English Period 2
24 March 2014
Why People Steal
The issue of stealing is one of the most widespread crimes, and its relative ease compared to other crimes opens it up to aspiring criminals (Berlin). It allows it to develop in many humans and societies even though it is regarded as a problem in most societies, and it becomes more likely to be used as a coping mechanism (Smithstein). In addition, it is also popular as rebellious and anti-establishment behavior. There are clear distinctions between groups of thieves, like professionals and amateurs, and adults and juveniles (Berlin). While professionals tend to be influenced by similar causes as other thieves, they are generally the only ones who steal for profit (Smithstein). Therefore, financial reasons are not a major reason for theft. The same applies to adults and kids, where kids don’t always understand what they really want despite both groups sharing root causes (Berlin). Similarly, kleptomania, a disorder associated with impulsive stealing, is a relatively small cause for stealing despite it being one of the stereotypically perceived reasons for theft along with illicit accumulation of wealth. Furthermore, it isn’t even the dominant mental disorder associated with causing theft (Chan et. al). The main causes for stealing don’t conform completely to either the nature or nurture sides of the psychology spectrum, as there have been many identified. Varying research results that also use different terminologies to describe their claims on the topic of stealing can appear to be inconclusive. However, the ideas are ultimately either associated with stress or hidden primitive instincts.
One of the main causes for stealing in humans is stress. Stress-caused stealing can be divided into stress applied from society or stress applied from one’s own person. Stress from society in the context of shop lifting can come from the importance placed on luxury by human society. Even if someone is in a financially stable situation, if they are feeling deprived because they have wealthier friends, they are still liable to commit the crime (DiSalvo). Patterns in early shop lifters show that they focus on things that are considered nice over necessities (Berlin). This shows that stress created by desire of items prized by society can convince someone to steal. Another way stress is imposed by society is the feeling of retribution it creates in those who don’t fit in or disagree with its values. Those who oppose society will sometimes turn to stealing because it has a lower intensity compared to other crimes, but still brings damaging effects (Cromwell et. al). Many caught shop lifters that were surveyed described feeling like they were striking back when they committed their crimes (Berlin). Stress created through disgust is therefore another reason to steal. Theft from stress imposed on oneself can be a reaction to depression. Some thieves have been found, after being psychoanalyzed, to gain self-nourishment and worth from stealing (Berlin). Furthermore, shoplifting has been linked to other emotional problems including mood swings (Smithstein). In consequence, stealing acts as a coping mechanism for some people when dealing with emotional stress. Auto-imposed stress can also come from bad experiences. Many seasoned thieves have had authority issues since childhood, and many have been abused as well (Chan et al.). Also, compulsive stealing has been found to be brought upon by loss, trauma, and/or dysfunction suffered by the thief (Smithstein). Therefore, stealing can be a response to experiences that desensitize people. Stress is a cause for and teaches stealing because it is a reaction to the unpleasant feelings of greed, disconnection, and pain.

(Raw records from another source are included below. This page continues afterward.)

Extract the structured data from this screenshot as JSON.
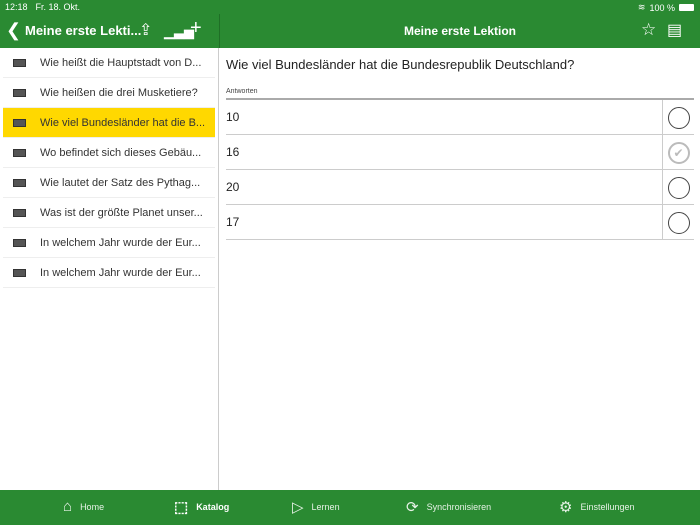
{
  "status": {
    "time": "12:18",
    "date": "Fr. 18. Okt.",
    "battery": "100 %"
  },
  "left_header": {
    "title": "Meine erste Lekti..."
  },
  "right_header": {
    "title": "Meine erste Lektion"
  },
  "questions": [
    "Wie heißt die Hauptstadt von D...",
    "Wie heißen die drei Musketiere?",
    "Wie viel Bundesländer hat die B...",
    "Wo befindet sich dieses Gebäu...",
    "Wie lautet der Satz des Pythag...",
    "Was ist der größte Planet unser...",
    "In welchem Jahr wurde der Eur...",
    "In welchem Jahr wurde der Eur..."
  ],
  "selected_index": 2,
  "detail": {
    "question": "Wie viel Bundesländer hat die Bundesrepublik Deutschland?",
    "answers_label": "Antworten",
    "answers": [
      {
        "text": "10",
        "checked": false
      },
      {
        "text": "16",
        "checked": true
      },
      {
        "text": "20",
        "checked": false
      },
      {
        "text": "17",
        "checked": false
      }
    ]
  },
  "tabs": [
    "Home",
    "Katalog",
    "Lernen",
    "Synchronisieren",
    "Einstellungen"
  ],
  "colors": {
    "brand": "#2a8a32",
    "selection": "#ffd800"
  }
}
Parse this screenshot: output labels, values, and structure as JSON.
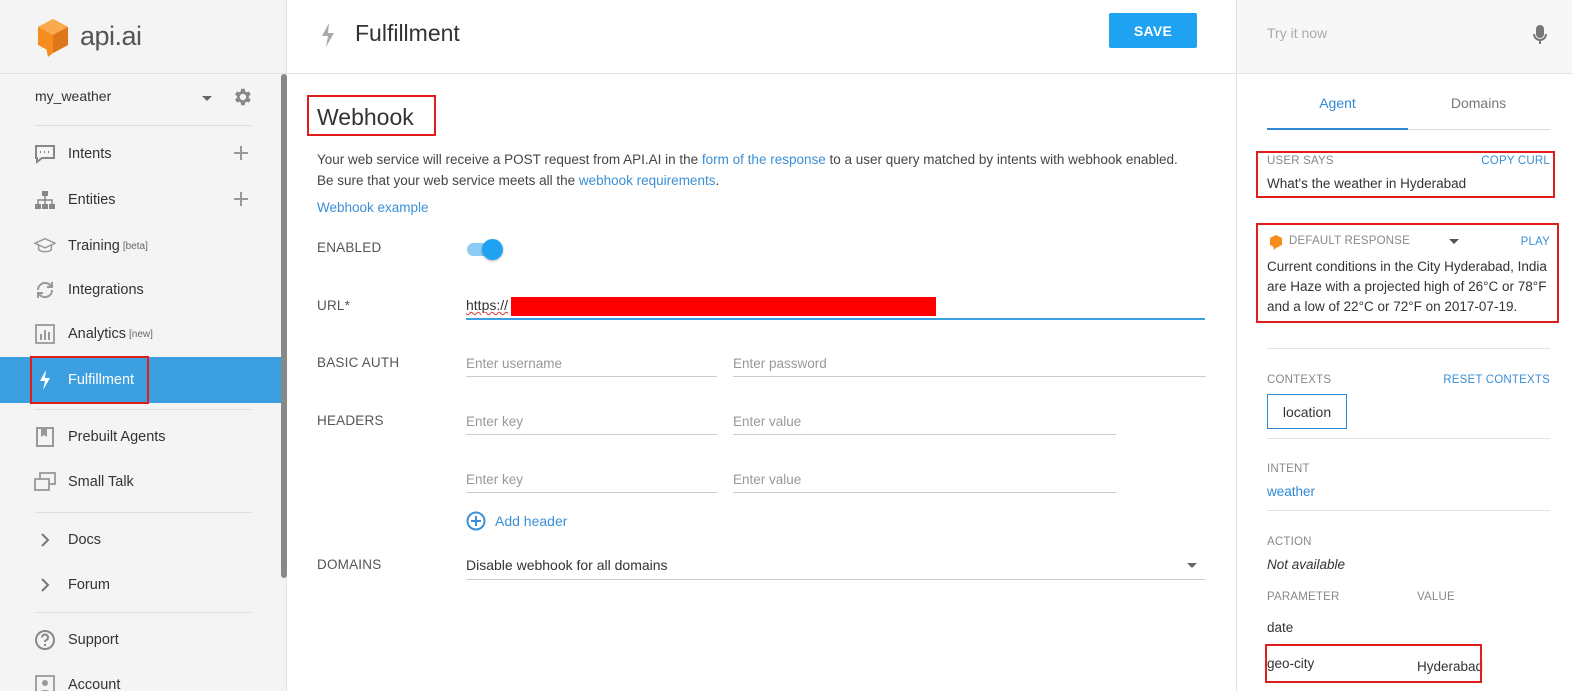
{
  "brand": {
    "name": "api.ai",
    "logo_color": "#f68c1e"
  },
  "agent": {
    "name": "my_weather"
  },
  "sidebar": {
    "items": [
      {
        "label": "Intents",
        "sup": ""
      },
      {
        "label": "Entities",
        "sup": ""
      },
      {
        "label": "Training",
        "sup": "[beta]"
      },
      {
        "label": "Integrations",
        "sup": ""
      },
      {
        "label": "Analytics",
        "sup": "[new]"
      },
      {
        "label": "Fulfillment",
        "sup": ""
      },
      {
        "label": "Prebuilt Agents",
        "sup": ""
      },
      {
        "label": "Small Talk",
        "sup": ""
      },
      {
        "label": "Docs",
        "sup": ""
      },
      {
        "label": "Forum",
        "sup": ""
      },
      {
        "label": "Support",
        "sup": ""
      },
      {
        "label": "Account",
        "sup": ""
      }
    ]
  },
  "header": {
    "title": "Fulfillment",
    "save_label": "SAVE"
  },
  "webhook": {
    "title": "Webhook",
    "desc_1": "Your web service will receive a POST request from API.AI in the ",
    "desc_link_1": "form of the response",
    "desc_2": " to a user query matched by intents with webhook enabled.",
    "desc_3": "Be sure that your web service meets all the ",
    "desc_link_2": "webhook requirements",
    "desc_4": ".",
    "example_link": "Webhook example",
    "enabled_label": "ENABLED",
    "enabled": true,
    "url_label": "URL*",
    "url_value": "https://",
    "basic_auth_label": "BASIC AUTH",
    "username_placeholder": "Enter username",
    "password_placeholder": "Enter password",
    "headers_label": "HEADERS",
    "key_placeholder": "Enter key",
    "value_placeholder": "Enter value",
    "add_header": "Add header",
    "domains_label": "DOMAINS",
    "domains_value": "Disable webhook for all domains"
  },
  "panel": {
    "try_placeholder": "Try it now",
    "tab_agent": "Agent",
    "tab_domains": "Domains",
    "user_says_label": "USER SAYS",
    "copy_curl": "COPY CURL",
    "user_says": "What's the weather in Hyderabad",
    "default_response_label": "DEFAULT RESPONSE",
    "play": "PLAY",
    "response": "Current conditions in the City Hyderabad, India are Haze with a projected high of 26°C or 78°F and a low of 22°C or 72°F on 2017-07-19.",
    "contexts_label": "CONTEXTS",
    "reset_contexts": "RESET CONTEXTS",
    "context_chip": "location",
    "intent_label": "INTENT",
    "intent": "weather",
    "action_label": "ACTION",
    "action": "Not available",
    "parameter_label": "PARAMETER",
    "value_label": "VALUE",
    "params": [
      {
        "name": "date",
        "value": ""
      },
      {
        "name": "geo-city",
        "value": "Hyderabad"
      }
    ]
  },
  "colors": {
    "accent": "#1fa2f2",
    "active_nav": "#3b9fe0",
    "highlight": "#e01e1e"
  }
}
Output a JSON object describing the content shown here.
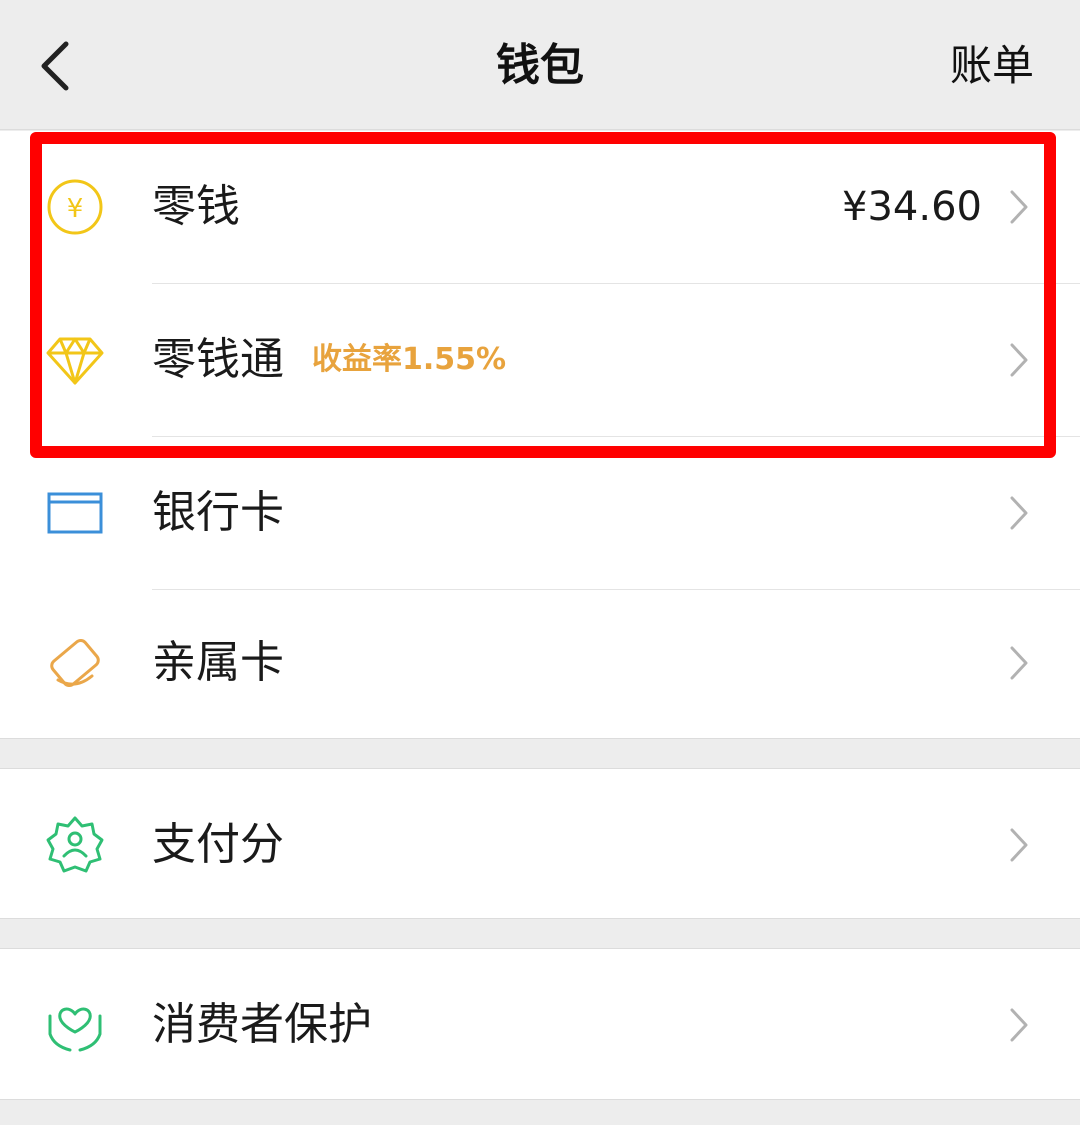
{
  "header": {
    "back_icon": "chevron-left-icon",
    "title": "钱包",
    "action": "账单"
  },
  "items": [
    {
      "label": "零钱",
      "icon": "yuan-coin-icon",
      "value": "¥34.60",
      "color": "#f2c618"
    },
    {
      "label": "零钱通",
      "icon": "diamond-icon",
      "badge": "收益率1.55%",
      "color": "#f2c618",
      "badge_color": "#e8a33d"
    },
    {
      "label": "银行卡",
      "icon": "bank-card-icon",
      "color": "#3b8fd9"
    },
    {
      "label": "亲属卡",
      "icon": "family-card-icon",
      "color": "#eaa74a"
    },
    {
      "label": "支付分",
      "icon": "pay-score-icon",
      "color": "#2fbf74"
    },
    {
      "label": "消费者保护",
      "icon": "consumer-protection-icon",
      "color": "#2fbf74"
    }
  ],
  "colors": {
    "background": "#ededed",
    "highlight": "#ff0000",
    "chevron": "#b2b2b2"
  }
}
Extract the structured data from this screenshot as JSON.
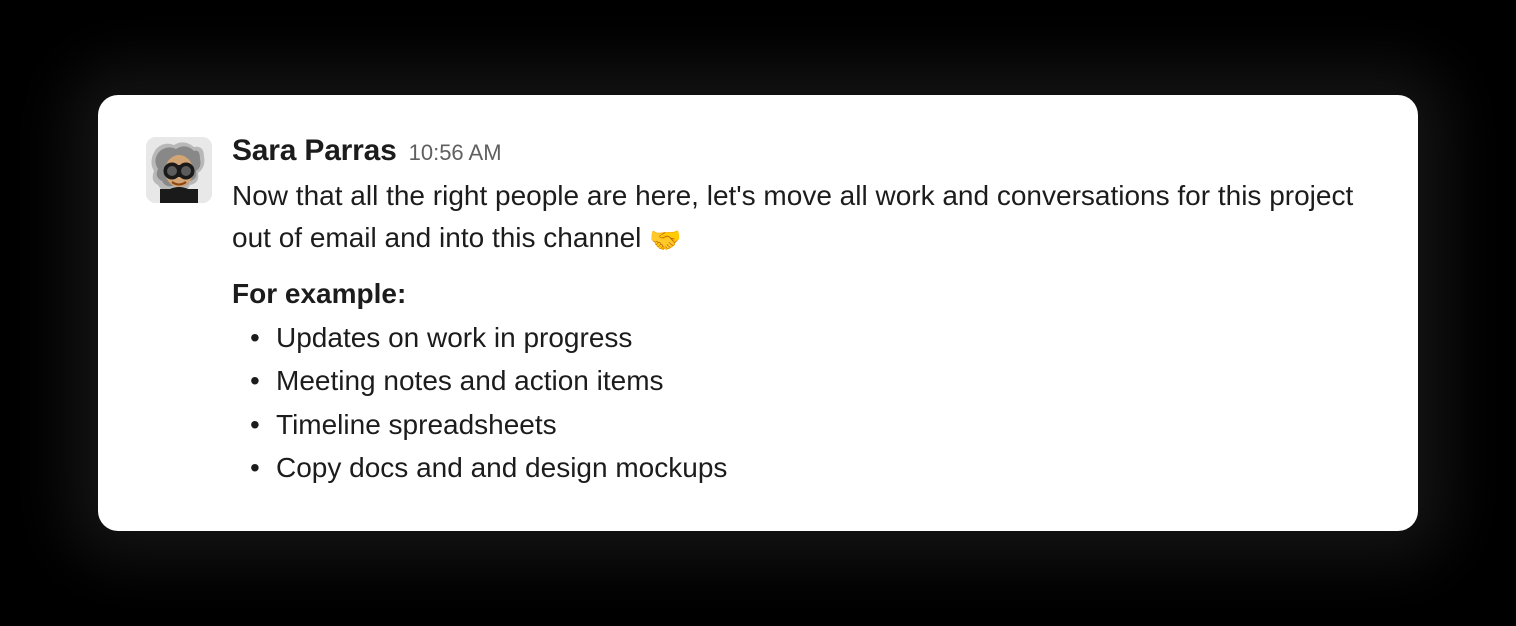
{
  "message": {
    "sender": "Sara Parras",
    "timestamp": "10:56 AM",
    "body": "Now that all the right people are here, let's move all work and conversations for this project out of email and into this channel ",
    "emoji": "🤝",
    "example_heading": "For example:",
    "examples": [
      "Updates on work in progress",
      "Meeting notes and action items",
      "Timeline spreadsheets",
      "Copy docs and and design mockups"
    ]
  }
}
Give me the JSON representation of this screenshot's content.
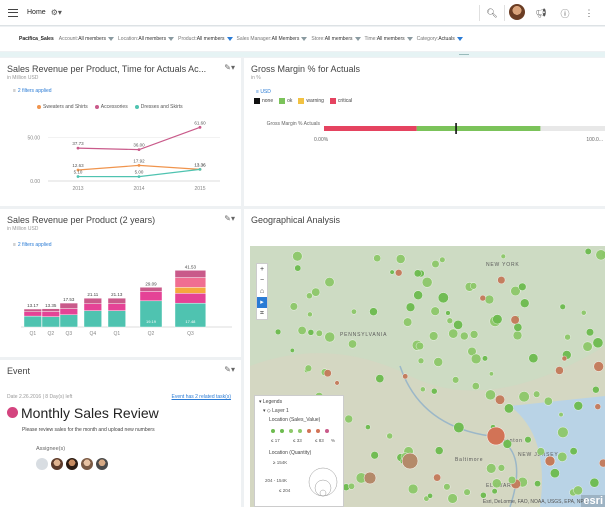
{
  "topbar": {
    "home_label": "Home",
    "icons": [
      "menu-icon",
      "wrench-icon",
      "search-icon",
      "avatar",
      "notifications-icon",
      "help-icon",
      "more-icon"
    ]
  },
  "filters": {
    "model": "Pacifica_Sales",
    "items": [
      {
        "label": "Account:",
        "value": "All members",
        "color": "#8a9aa0"
      },
      {
        "label": "Location:",
        "value": "All members",
        "color": "#8a9aa0"
      },
      {
        "label": "Product:",
        "value": "All members",
        "color": "#2a7bd5"
      },
      {
        "label": "Sales Manager:",
        "value": "All Members",
        "color": "#8a9aa0"
      },
      {
        "label": "Store:",
        "value": "All members",
        "color": "#8a9aa0"
      },
      {
        "label": "Time:",
        "value": "All members",
        "color": "#8a9aa0"
      },
      {
        "label": "Category:",
        "value": "Actuals",
        "color": "#2a7bd5"
      }
    ]
  },
  "card1": {
    "title": "Sales Revenue per Product, Time for Actuals Ac...",
    "subtitle": "in Million USD",
    "filters_applied": "2 filters applied"
  },
  "card2": {
    "title": "Gross Margin % for Actuals",
    "subtitle": "in %",
    "currency": "USD",
    "legend": [
      {
        "label": "none",
        "color": "#111111"
      },
      {
        "label": "ok",
        "color": "#7bc35a"
      },
      {
        "label": "warning",
        "color": "#f2c243"
      },
      {
        "label": "critical",
        "color": "#e54360"
      }
    ],
    "row_label": "Gross Margin % Actuals",
    "axis_min": "0.00%",
    "axis_max": "100.0..."
  },
  "card3": {
    "title": "Sales Revenue per Product (2 years)",
    "subtitle": "in Million USD",
    "filters_applied": "2 filters applied"
  },
  "card4": {
    "title": "Geographical Analysis",
    "map_labels": [
      "NEW YORK",
      "PENNSYLVANIA",
      "NEW JERSEY",
      "Baltimore",
      "Trenton",
      "ELAWARE"
    ],
    "attribution": "Esri, DeLorme, FAO, NOAA, USGS, EPA, NPS",
    "esri": "esri",
    "legend": {
      "header": "Legends",
      "layer": "Layer 1",
      "color_label": "Location (Sales_Value)",
      "color_ticks": [
        "≤ 17",
        "≤ 33",
        "≤ 83",
        "%"
      ],
      "size_label": "Location (Quantity)",
      "size_ticks": [
        "≥ 154K",
        "204 - 154K",
        "≤ 204"
      ]
    }
  },
  "card5": {
    "title": "Event",
    "meta": "Date 2.26.2016 | 8 Day(s) left",
    "link": "Event has 2 related task(s)",
    "event_title": "Monthly Sales Review",
    "event_desc": "Please review sales for the month and upload new numbers",
    "assignees_label": "Assignee(s)",
    "accent": "#d4447f"
  },
  "chart_data": [
    {
      "type": "line",
      "x": [
        "2013",
        "2014",
        "2015"
      ],
      "series": [
        {
          "name": "Sweaters and Shirts",
          "color": "#f0944d",
          "values": [
            12.63,
            17.92,
            13.36
          ]
        },
        {
          "name": "Accessories",
          "color": "#c95a8a",
          "values": [
            37.73,
            36.0,
            61.6
          ]
        },
        {
          "name": "Dresses and Skirts",
          "color": "#4fc3b0",
          "values": [
            5.1,
            5.0,
            13.36
          ]
        }
      ],
      "y_ticks": [
        "0.00",
        "50.00"
      ],
      "ylim": [
        0,
        70
      ],
      "legend": "top",
      "grid": false
    },
    {
      "type": "bar",
      "stacked": true,
      "categories": [
        "Q1",
        "Q2",
        "Q3",
        "Q4",
        "Q1",
        "Q2",
        "Q3"
      ],
      "colors": [
        "#4fc3b0",
        "#e54396",
        "#f5a83f",
        "#f06e92",
        "#c95a8a"
      ],
      "totals": [
        13.17,
        13.35,
        17.53,
        21.11,
        21.13,
        29.09,
        41.53
      ],
      "segments": [
        [
          8.0,
          3.17,
          0,
          0,
          2.0
        ],
        [
          7.6,
          3.75,
          0,
          0,
          2.0
        ],
        [
          9.0,
          4.53,
          0,
          0,
          4.0
        ],
        [
          12.0,
          5.11,
          0,
          0,
          4.0
        ],
        [
          12.0,
          5.13,
          0,
          0,
          4.0
        ],
        [
          19.19,
          6.9,
          0,
          0,
          3.0
        ],
        [
          17.48,
          7.21,
          4.37,
          7.21,
          5.26
        ]
      ],
      "inner_labels": {
        "3": "",
        "6": ""
      },
      "labels": [
        "",
        "",
        "",
        "",
        "",
        "19.19",
        "17.48"
      ],
      "ylim": [
        0,
        45
      ],
      "grid": false
    },
    {
      "type": "bar",
      "orientation": "horizontal",
      "categories": [
        "Gross Margin % Actuals"
      ],
      "value": 47,
      "ranges": [
        {
          "to": 33,
          "color": "#e54360"
        },
        {
          "to": 77,
          "color": "#7bc35a"
        }
      ],
      "xlim": [
        0,
        100
      ]
    }
  ]
}
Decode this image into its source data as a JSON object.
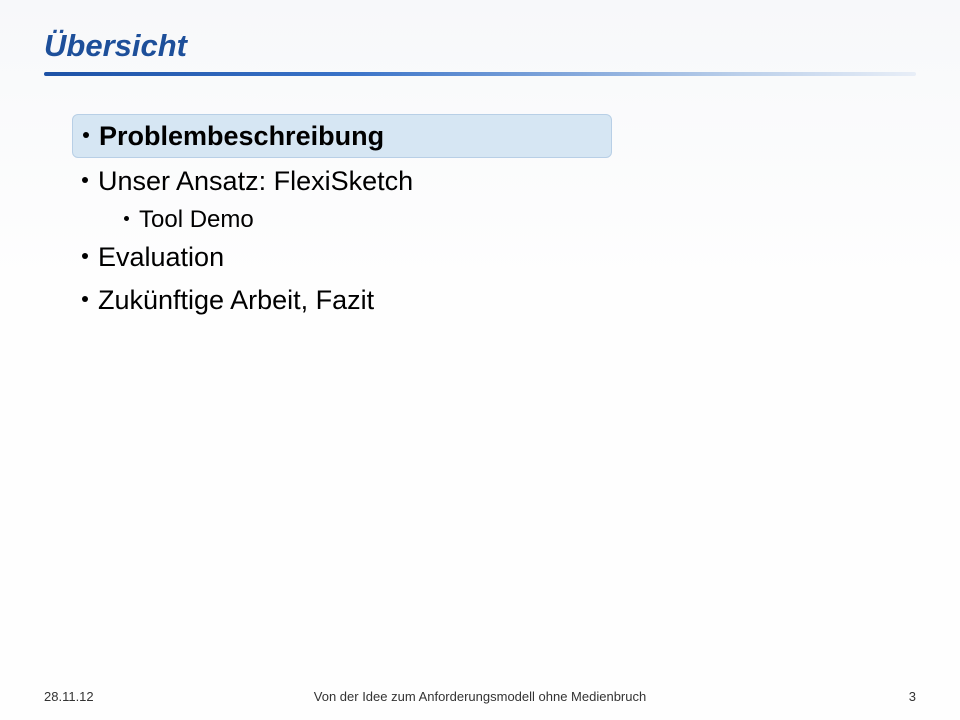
{
  "title": "Übersicht",
  "bullets": {
    "b1": "Problembeschreibung",
    "b2": "Unser Ansatz: FlexiSketch",
    "b2a": "Tool Demo",
    "b3": "Evaluation",
    "b4": "Zukünftige Arbeit, Fazit"
  },
  "footer": {
    "date": "28.11.12",
    "caption": "Von der Idee zum Anforderungsmodell ohne Medienbruch",
    "page": "3"
  }
}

The second main cause for stealing in humans is primitive instincts. Most humans, being taught from birth to be civilized, can control or don’t even feel the urge to steal. However, certain cases have been